Local men are encouraged to cut the shaving during November to support a very worthy cause.
‘No Shave November’ is meant to both bolster awareness of and raise research funds for prostate cancer – a disease that affects one in seven men.
“Let’s see what we can do as a whole community,” said David Stadelmann, event organizer, adding that funds raised via the campaign will go towards prostate cancer research.
On Nov. 30th, participants are also asked to take both a ‘before shave’ and ‘after shave’ picture and post it (on the Facebook page). Collected donations can also be dropped off through the month at the Stettler RBC or by email transfer to email@example.com.
“On December 1st, we will announce the total raised and donate it to the Cancer Society.”

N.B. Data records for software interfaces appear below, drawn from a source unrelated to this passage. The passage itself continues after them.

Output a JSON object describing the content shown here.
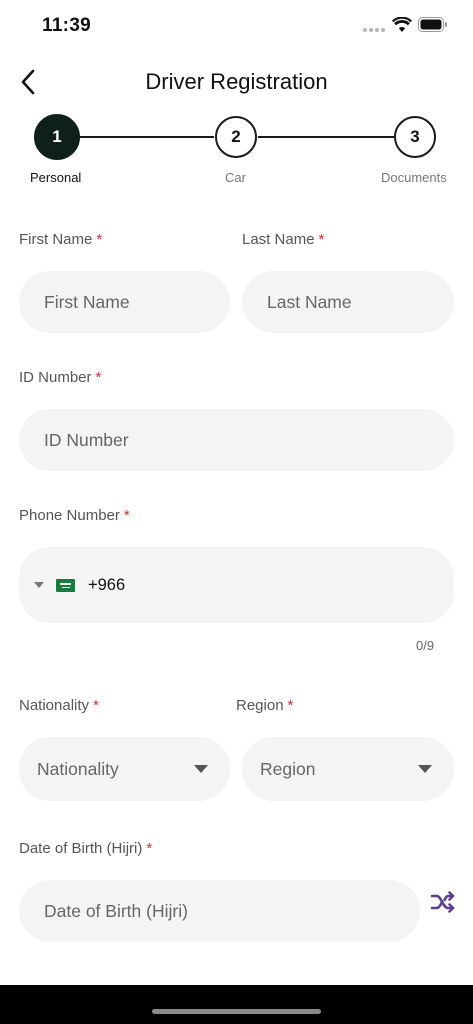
{
  "status_bar": {
    "time": "11:39"
  },
  "header": {
    "title": "Driver Registration",
    "back_icon": "chevron-left-icon"
  },
  "stepper": {
    "current_step": 1,
    "steps": [
      {
        "number": "1",
        "label": "Personal"
      },
      {
        "number": "2",
        "label": "Car"
      },
      {
        "number": "3",
        "label": "Documents"
      }
    ]
  },
  "form": {
    "required_mark": "*",
    "first_name": {
      "label": "First Name",
      "placeholder": "First Name"
    },
    "last_name": {
      "label": "Last Name",
      "placeholder": "Last Name"
    },
    "id_number": {
      "label": "ID Number",
      "placeholder": "ID Number"
    },
    "phone": {
      "label": "Phone Number",
      "country_code": "+966",
      "flag": "saudi-arabia-flag-icon",
      "counter": "0/9"
    },
    "nationality": {
      "label": "Nationality",
      "placeholder": "Nationality"
    },
    "region": {
      "label": "Region",
      "placeholder": "Region"
    },
    "dob": {
      "label": "Date of Birth (Hijri)",
      "placeholder": "Date of Birth (Hijri)",
      "toggle_icon": "shuffle-icon"
    }
  },
  "colors": {
    "active_step": "#0f1f1a",
    "required": "#d32f2f",
    "field_bg": "#f4f4f4",
    "shuffle_icon": "#5b3f8f"
  }
}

Stadelmann noted that this year marks RBC’s 150th anniversary as a company in Canada.
“They nominated different branch employees all over Canada and then gave money for us to go out and do something charitable with it,” he said.
“So I thought, let’s try and grow this (No Shave November) into something bigger, and to also make it really about the community,” he explained, adding he went with the moniker of ‘No Shave November’ over ‘Movember’ so as to also encourage women to support the cause as well. They can even take part by not shaving their legs if they choose, he added.
In the meantime, he has also set up a Facebook page at ‘Stettler No Shave November 2019’.
According to Prostate Cancer Canada (PCC), prostate cancer is the most common cancer to affect Canadian men.
Prostate cancer is a disease where some prostate cells have lost normal control of growth and division. They no longer function as healthy cells.
The latest statistics from 2017 showed that 21,300 Canadian men were diagnosed with the disease that year, and 4,100 were expected to die from it that year as well.
It can be slow-growing and some men who develop prostate cancer may live many years without ever having the cancer detected.
“It is important to get screened regularly so that if you do develop prostate cancer, the appropriate action can be taken. A significant proportion of prostate cancers, if untreated, may have serious consequences,” notes the PCC web site.
Again according to the Prostate Cancer Canada, “Age is the strongest risk factor for prostate cancer. Your risk increases as you get older. Prostate cancer mainly affects men over the age of 50, and the majority of cases are diagnosed in men over age 65. Prostate Cancer Canada recommends that men should discuss getting a PSA test with their doctor when they are 50.
“If you think you are at higher than average risk, you should consider having this discussion earlier.”
As Stadelmann pointed out, awareness about prostate cancer these days is relatively strong – what’s needed more than ever are the research dollars.
“Now it’s about bringing money in and doing something more about it,” he said.
”I hope it’s a cause that we as a community can rally around.”